- Exercise
Determine how many lines in the material hold the string "Stopping", then reply with that number only.

- Material supplied
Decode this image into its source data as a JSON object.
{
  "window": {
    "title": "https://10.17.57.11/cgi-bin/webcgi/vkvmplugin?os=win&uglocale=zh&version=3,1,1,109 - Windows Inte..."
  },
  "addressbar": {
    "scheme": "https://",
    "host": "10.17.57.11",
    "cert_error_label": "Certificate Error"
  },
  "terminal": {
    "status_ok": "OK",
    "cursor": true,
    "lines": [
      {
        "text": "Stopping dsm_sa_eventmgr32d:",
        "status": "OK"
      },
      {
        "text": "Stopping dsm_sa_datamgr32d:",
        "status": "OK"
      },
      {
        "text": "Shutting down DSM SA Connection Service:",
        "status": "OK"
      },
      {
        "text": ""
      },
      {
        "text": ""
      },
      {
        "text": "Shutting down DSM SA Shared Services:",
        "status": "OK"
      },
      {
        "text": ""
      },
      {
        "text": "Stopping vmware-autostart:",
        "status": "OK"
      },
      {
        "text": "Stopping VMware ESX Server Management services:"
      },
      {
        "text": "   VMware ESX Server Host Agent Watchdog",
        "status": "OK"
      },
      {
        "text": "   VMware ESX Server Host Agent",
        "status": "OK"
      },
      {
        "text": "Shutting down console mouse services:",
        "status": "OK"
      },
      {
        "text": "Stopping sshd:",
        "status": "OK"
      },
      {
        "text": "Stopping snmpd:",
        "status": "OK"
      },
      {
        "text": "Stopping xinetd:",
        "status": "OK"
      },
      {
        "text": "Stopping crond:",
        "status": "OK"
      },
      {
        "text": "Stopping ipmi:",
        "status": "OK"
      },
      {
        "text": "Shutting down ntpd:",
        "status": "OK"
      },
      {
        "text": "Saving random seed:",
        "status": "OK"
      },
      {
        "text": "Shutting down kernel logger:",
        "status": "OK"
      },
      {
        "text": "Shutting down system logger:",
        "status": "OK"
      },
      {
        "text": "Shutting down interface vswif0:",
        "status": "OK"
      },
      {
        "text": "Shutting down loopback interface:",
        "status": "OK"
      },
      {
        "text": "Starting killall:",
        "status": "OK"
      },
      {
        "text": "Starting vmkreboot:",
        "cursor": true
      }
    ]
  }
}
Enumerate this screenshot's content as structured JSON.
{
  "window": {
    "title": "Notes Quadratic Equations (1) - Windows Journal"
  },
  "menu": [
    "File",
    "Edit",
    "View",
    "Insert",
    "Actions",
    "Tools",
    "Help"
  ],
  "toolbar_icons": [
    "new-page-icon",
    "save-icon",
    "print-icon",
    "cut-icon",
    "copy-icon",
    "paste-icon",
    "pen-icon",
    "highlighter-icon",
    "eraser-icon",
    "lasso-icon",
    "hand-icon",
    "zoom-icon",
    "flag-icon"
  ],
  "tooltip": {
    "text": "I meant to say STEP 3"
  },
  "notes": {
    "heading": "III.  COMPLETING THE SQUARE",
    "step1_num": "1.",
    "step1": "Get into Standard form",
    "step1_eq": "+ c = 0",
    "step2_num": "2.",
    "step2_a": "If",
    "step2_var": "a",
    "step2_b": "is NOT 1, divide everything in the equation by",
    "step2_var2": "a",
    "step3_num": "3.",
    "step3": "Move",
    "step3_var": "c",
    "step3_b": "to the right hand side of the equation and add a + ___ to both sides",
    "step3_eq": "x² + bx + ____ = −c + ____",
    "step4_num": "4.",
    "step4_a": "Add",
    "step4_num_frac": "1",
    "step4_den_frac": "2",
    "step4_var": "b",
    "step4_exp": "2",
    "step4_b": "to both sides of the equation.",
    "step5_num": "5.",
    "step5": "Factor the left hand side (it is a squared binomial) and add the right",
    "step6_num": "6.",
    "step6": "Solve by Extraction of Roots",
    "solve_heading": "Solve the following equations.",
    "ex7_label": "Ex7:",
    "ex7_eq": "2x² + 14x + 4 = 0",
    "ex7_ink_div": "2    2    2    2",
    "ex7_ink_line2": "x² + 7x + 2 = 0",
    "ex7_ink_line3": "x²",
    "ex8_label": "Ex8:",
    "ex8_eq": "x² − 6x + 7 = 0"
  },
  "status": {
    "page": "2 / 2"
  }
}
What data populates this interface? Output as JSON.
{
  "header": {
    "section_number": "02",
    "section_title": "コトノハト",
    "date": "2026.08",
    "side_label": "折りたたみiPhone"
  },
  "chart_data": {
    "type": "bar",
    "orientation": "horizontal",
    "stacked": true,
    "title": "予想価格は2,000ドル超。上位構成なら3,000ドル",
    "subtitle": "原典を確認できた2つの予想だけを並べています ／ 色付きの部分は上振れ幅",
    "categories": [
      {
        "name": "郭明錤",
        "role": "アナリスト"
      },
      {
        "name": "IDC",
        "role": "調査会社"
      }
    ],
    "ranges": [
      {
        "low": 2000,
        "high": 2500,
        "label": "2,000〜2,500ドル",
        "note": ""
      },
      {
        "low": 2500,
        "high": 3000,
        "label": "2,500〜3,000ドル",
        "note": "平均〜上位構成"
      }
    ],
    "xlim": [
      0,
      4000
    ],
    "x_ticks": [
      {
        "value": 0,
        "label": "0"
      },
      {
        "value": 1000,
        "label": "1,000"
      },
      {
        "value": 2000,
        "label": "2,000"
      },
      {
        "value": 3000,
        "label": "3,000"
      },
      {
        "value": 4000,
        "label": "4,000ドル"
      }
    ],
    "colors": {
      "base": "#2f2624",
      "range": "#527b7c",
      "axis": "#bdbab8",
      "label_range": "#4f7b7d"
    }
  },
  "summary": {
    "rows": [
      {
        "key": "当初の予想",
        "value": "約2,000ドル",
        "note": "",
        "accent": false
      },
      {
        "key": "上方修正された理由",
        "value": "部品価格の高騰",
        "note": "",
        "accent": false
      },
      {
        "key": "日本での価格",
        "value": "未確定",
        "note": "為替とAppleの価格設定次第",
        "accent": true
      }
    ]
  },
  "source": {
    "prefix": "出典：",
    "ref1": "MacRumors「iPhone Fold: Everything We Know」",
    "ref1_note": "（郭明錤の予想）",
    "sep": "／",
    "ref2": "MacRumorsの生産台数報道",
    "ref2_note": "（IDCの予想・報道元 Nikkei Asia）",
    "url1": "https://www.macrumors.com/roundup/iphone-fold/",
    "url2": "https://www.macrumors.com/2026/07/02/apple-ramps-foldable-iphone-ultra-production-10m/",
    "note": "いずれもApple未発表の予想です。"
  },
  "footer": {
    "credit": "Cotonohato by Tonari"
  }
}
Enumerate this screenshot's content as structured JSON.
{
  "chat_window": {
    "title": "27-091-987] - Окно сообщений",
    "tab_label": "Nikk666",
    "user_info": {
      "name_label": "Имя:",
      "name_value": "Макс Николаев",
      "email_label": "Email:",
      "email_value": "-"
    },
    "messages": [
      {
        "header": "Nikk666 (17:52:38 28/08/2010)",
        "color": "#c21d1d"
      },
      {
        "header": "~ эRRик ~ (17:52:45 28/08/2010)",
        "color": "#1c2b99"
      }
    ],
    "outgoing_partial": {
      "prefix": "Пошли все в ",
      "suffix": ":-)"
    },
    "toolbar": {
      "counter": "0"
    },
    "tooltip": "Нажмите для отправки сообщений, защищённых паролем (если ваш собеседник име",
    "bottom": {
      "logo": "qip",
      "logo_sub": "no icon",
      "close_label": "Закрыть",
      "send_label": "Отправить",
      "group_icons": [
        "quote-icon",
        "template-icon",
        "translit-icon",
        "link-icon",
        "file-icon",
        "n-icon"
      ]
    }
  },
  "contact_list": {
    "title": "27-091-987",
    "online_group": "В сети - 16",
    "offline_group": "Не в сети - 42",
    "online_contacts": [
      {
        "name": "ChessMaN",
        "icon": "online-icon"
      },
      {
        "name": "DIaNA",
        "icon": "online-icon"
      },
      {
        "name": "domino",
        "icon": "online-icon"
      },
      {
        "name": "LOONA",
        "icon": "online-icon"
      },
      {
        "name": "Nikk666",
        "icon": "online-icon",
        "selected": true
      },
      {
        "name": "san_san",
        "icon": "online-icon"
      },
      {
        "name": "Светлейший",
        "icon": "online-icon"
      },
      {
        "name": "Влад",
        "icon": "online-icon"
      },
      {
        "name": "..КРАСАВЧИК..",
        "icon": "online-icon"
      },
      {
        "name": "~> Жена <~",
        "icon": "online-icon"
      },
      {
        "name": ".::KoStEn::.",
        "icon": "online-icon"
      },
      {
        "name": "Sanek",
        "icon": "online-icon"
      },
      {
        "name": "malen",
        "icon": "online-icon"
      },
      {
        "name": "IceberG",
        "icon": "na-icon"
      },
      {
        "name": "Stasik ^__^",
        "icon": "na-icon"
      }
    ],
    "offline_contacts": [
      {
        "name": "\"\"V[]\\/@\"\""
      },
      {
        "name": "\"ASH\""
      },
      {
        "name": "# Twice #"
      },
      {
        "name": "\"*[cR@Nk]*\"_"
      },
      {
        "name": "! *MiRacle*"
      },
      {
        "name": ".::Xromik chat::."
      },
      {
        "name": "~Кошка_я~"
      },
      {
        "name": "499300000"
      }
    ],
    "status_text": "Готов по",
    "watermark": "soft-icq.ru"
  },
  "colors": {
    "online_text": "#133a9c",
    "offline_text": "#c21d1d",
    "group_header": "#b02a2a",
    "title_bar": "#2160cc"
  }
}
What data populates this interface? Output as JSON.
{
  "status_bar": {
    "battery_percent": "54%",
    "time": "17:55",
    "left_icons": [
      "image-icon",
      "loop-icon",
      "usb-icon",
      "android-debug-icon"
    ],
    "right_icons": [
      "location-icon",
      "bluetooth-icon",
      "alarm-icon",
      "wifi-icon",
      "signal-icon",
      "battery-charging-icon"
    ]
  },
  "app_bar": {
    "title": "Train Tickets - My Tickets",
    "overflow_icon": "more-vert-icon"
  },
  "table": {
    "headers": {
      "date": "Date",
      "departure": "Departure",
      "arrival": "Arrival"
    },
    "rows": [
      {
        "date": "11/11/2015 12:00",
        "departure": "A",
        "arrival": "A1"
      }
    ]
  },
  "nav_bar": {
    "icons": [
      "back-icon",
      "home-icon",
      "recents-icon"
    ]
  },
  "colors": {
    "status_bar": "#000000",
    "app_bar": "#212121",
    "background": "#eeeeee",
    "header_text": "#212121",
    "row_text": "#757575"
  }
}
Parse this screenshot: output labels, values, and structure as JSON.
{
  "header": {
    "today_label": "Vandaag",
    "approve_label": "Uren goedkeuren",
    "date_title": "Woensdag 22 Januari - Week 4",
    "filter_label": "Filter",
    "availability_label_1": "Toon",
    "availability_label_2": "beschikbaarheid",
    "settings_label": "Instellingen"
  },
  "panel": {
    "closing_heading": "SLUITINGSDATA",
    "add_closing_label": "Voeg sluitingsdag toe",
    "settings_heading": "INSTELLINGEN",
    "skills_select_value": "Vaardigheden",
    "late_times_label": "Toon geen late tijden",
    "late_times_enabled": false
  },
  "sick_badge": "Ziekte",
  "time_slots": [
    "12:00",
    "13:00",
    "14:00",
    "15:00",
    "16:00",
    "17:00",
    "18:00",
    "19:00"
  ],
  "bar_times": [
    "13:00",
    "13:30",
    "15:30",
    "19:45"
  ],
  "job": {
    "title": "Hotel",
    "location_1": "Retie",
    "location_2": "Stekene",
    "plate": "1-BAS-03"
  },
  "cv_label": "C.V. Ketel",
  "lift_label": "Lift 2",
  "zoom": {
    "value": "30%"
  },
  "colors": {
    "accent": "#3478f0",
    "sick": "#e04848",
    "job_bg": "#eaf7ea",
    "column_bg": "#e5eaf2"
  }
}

- Solved exercise
9